(EXTRACTED ENTRIES):
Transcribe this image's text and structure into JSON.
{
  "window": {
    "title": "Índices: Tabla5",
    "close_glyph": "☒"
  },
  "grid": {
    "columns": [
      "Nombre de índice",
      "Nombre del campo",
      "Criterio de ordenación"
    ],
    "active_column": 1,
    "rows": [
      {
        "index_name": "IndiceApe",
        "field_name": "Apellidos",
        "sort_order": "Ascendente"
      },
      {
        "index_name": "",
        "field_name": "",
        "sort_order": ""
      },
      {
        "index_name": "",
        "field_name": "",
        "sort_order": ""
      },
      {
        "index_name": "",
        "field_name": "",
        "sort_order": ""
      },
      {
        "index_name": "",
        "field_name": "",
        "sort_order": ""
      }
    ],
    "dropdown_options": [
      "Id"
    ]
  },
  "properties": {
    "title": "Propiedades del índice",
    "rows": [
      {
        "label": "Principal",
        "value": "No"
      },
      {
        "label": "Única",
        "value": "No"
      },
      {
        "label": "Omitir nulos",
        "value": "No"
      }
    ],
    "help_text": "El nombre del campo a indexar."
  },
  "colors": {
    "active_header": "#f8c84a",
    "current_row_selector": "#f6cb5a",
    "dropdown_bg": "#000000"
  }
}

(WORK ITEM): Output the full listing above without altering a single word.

(RESPONSE TO THE EXERCISE):
Transcribe this image's text and structure into JSON.
{
  "window": {
    "title": "Índices: Tabla5",
    "close_glyph": "☒"
  },
  "grid": {
    "columns": [
      "Nombre de índice",
      "Nombre del campo",
      "Criterio de ordenación"
    ],
    "active_column": 1,
    "rows": [
      {
        "index_name": "IndiceApe",
        "field_name": "Apellidos",
        "sort_order": "Ascendente"
      },
      {
        "index_name": "",
        "field_name": "",
        "sort_order": ""
      },
      {
        "index_name": "",
        "field_name": "",
        "sort_order": ""
      },
      {
        "index_name": "",
        "field_name": "",
        "sort_order": ""
      },
      {
        "index_name": "",
        "field_name": "",
        "sort_order": ""
      }
    ],
    "dropdown_options": [
      "Id"
    ]
  },
  "properties": {
    "title": "Propiedades del índice",
    "rows": [
      {
        "label": "Principal",
        "value": "No"
      },
      {
        "label": "Única",
        "value": "No"
      },
      {
        "label": "Omitir nulos",
        "value": "No"
      }
    ],
    "help_text": "El nombre del campo a indexar."
  },
  "colors": {
    "active_header": "#f8c84a",
    "current_row_selector": "#f6cb5a",
    "dropdown_bg": "#000000"
  }
}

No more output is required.